New York Natural Heritage Program
Rich Sloping Fen
Rich sloping fen at Malloryville Fen F.R. Wesley
System: Palustrine
SubSystem: Open Peatlands

State Protection: Not Listed
Federal Protection: Not Listed

State Rarity Rank: S1S2
A State Rarity Rank of S1S2 means: Critically Imperiled or Imperiled in New York - Especially or very vulnerable to disappearing from New York due to rarity or other factors; typically 20 or fewer populations or locations in New York, very few individuals, very restricted range, few remaining acres (or miles of stream), and/or steep declines. More information is needed to assign a single conservation status.

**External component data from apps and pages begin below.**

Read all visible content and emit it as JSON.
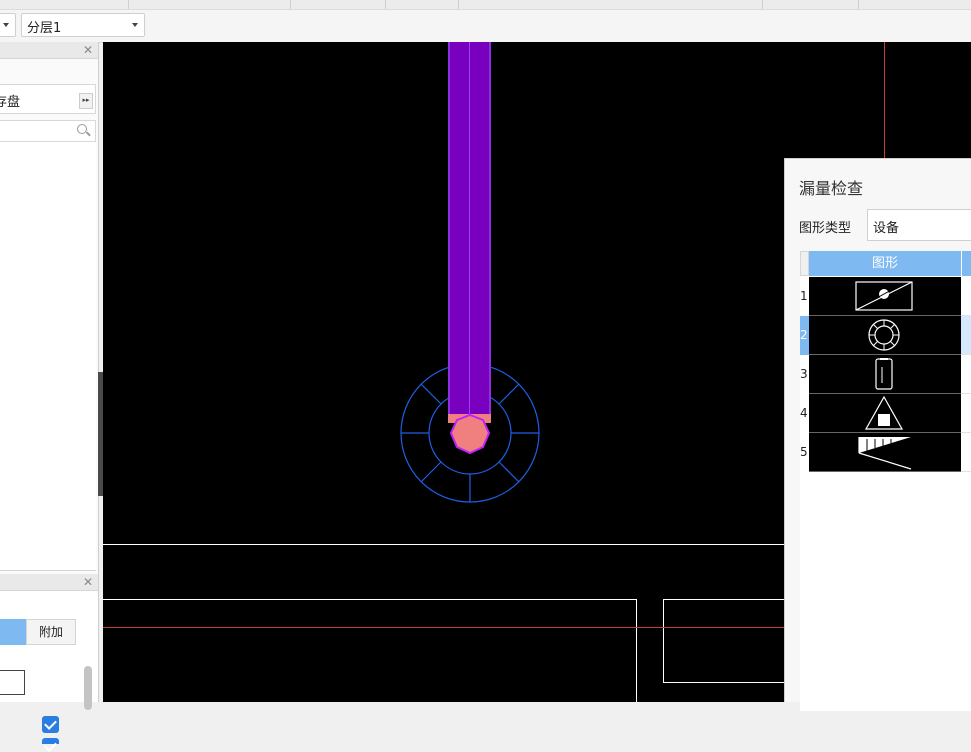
{
  "toolbar": {
    "dropdown1": {
      "value": ""
    },
    "dropdown2": {
      "value": "分层1"
    }
  },
  "left_panel": {
    "tab_label": "存盘",
    "lower_column_header": "附加",
    "checkboxes": [
      true,
      true
    ]
  },
  "dialog": {
    "title": "漏量检查",
    "type_label": "图形类型",
    "type_value": "设备",
    "grid": {
      "header": "图形",
      "rows": [
        {
          "index": "1",
          "icon": "diagonal-box-symbol-icon",
          "selected": false
        },
        {
          "index": "2",
          "icon": "octagon-ring-symbol-icon",
          "selected": true
        },
        {
          "index": "3",
          "icon": "rectangle-device-symbol-icon",
          "selected": false
        },
        {
          "index": "4",
          "icon": "triangle-square-symbol-icon",
          "selected": false
        },
        {
          "index": "5",
          "icon": "hatched-wedge-symbol-icon",
          "selected": false
        }
      ]
    }
  },
  "colors": {
    "canvas_bg": "#000000",
    "pipe": "#7a00c0",
    "outer_ring": "#1e5fe6",
    "fitting": "#f08080",
    "fitting_outline": "#c020ff",
    "red_line": "#c04040",
    "selection": "#7fb9f2"
  }
}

Global Rarity Rank: G3
A Global Rarity Rank of G3 means: Either rare and local throughout its range (21 to 100 occurrences), or found locally (even abundantly at some of its locations) in a restricted range (e.g. a physiographic region), or vulnerable to extinction throughout its range because of other factors.

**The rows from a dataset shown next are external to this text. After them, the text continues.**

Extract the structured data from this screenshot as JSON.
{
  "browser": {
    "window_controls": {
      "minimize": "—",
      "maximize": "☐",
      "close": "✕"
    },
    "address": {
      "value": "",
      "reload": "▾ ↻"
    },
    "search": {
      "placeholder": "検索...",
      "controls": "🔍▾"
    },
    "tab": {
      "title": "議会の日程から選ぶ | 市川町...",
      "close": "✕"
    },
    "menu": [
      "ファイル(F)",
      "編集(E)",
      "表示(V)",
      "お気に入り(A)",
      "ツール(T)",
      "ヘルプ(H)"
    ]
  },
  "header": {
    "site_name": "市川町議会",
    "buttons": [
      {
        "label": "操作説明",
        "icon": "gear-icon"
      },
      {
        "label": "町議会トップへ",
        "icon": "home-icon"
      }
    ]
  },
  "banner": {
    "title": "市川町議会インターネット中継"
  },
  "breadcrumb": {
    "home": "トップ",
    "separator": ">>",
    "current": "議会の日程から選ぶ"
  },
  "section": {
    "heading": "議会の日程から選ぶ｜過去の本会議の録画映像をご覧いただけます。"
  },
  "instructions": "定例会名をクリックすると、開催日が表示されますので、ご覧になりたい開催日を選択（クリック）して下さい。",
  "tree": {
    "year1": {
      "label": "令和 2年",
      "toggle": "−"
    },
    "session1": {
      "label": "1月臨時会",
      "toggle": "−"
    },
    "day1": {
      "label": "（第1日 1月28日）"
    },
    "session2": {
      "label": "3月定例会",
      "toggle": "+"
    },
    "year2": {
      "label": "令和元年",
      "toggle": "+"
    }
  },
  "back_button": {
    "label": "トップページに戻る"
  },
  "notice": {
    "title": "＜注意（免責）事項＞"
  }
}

Did you know?
Fens influenced by calcareous bedrock can harbor an interesting group of green algae. Stoneworts (such as Chara vulgaris), are highly evolved algae that are often mistaken for vascular plants. They appear to have stems and branches, and are similar in appearance to submerged aquatic plants such as milfoil (Myriophyllum spp.), but they lack the internal water and nutrient transport structures common to all vascular plants. Stoneworts are thought to be closely related to non-vascular plants (mosses and liverworts), because the two groups have many evolutionary cytological and biochemical homologies.

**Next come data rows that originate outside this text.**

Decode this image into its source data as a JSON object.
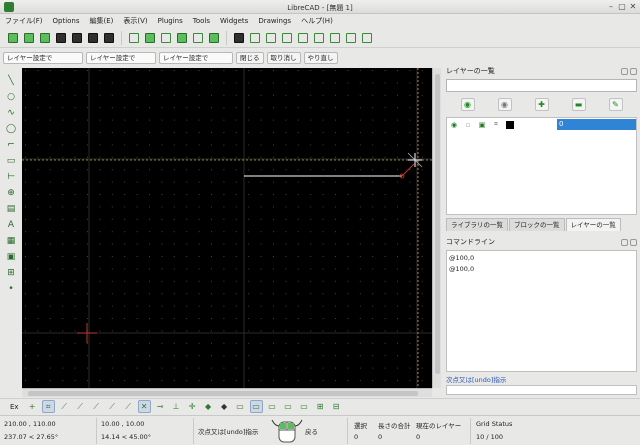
{
  "window": {
    "title": "LibreCAD - [無題 1]"
  },
  "menu": [
    "ファイル(F)",
    "Options",
    "編集(E)",
    "表示(V)",
    "Plugins",
    "Tools",
    "Widgets",
    "Drawings",
    "ヘルプ(H)"
  ],
  "pen_toolbar": {
    "color_combo": "レイヤー設定で",
    "width_combo": "レイヤー設定で",
    "type_combo": "レイヤー設定で",
    "close_button": "閉じる",
    "undo_button": "取り消し",
    "redo_button": "やり直し"
  },
  "layer_panel": {
    "title": "レイヤーの一覧",
    "filter_value": "",
    "layers": [
      {
        "name": "0",
        "color": "#000000"
      }
    ]
  },
  "tabs": [
    "ライブラリの一覧",
    "ブロックの一覧",
    "レイヤーの一覧"
  ],
  "active_tab": "レイヤーの一覧",
  "command_line": {
    "title": "コマンドライン",
    "history": [
      "@100,0",
      "@100,0"
    ],
    "prompt": "次点又は[undo]指示"
  },
  "snap_toolbar": {
    "label": "Ex"
  },
  "status": {
    "abs_coord": "210.00 , 110.00",
    "abs_polar": "237.07 < 27.65°",
    "rel_coord": "10.00 , 10.00",
    "rel_polar": "14.14 < 45.00°",
    "mouse_left": "次点又は[undo]指示",
    "mouse_right": "戻る",
    "selected_label": "選択",
    "selected_value": "0",
    "length_label": "長さの合計",
    "length_value": "0",
    "current_layer_label": "現在のレイヤー",
    "current_layer_value": "0",
    "grid_label": "Grid Status",
    "grid_value": "10 / 100"
  },
  "colors": {
    "canvas_bg": "#000000",
    "grid_dot": "#444444",
    "crosshair": "#c9a24a",
    "origin": "#c0392b",
    "entity_line": "#ffffff",
    "selection_accent": "#2f84d6"
  }
}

State Ranking Justification [-]
There are less than one hundred occurrences statewide. Some documented occurrences have good viability and several are protected on public land or private conservation land. This community is limited to the calcareous areas of the state and is restricted to wetlands that gain most of their moisture from underground sources that flow through calcareous substrates. There are few high quality examples. Most sites are small and some are very disturbed. The current trend of this community is probably stable for occurrences on public land, or declining slightly elsewhere due to moderate threats related to development pressure or alteration to the natural hydrology. Total acreage is very limited and many sites are too small to be protected by New York State freshwater wetland regulations.

Short-term Trends [-]

Long-term Trends [-]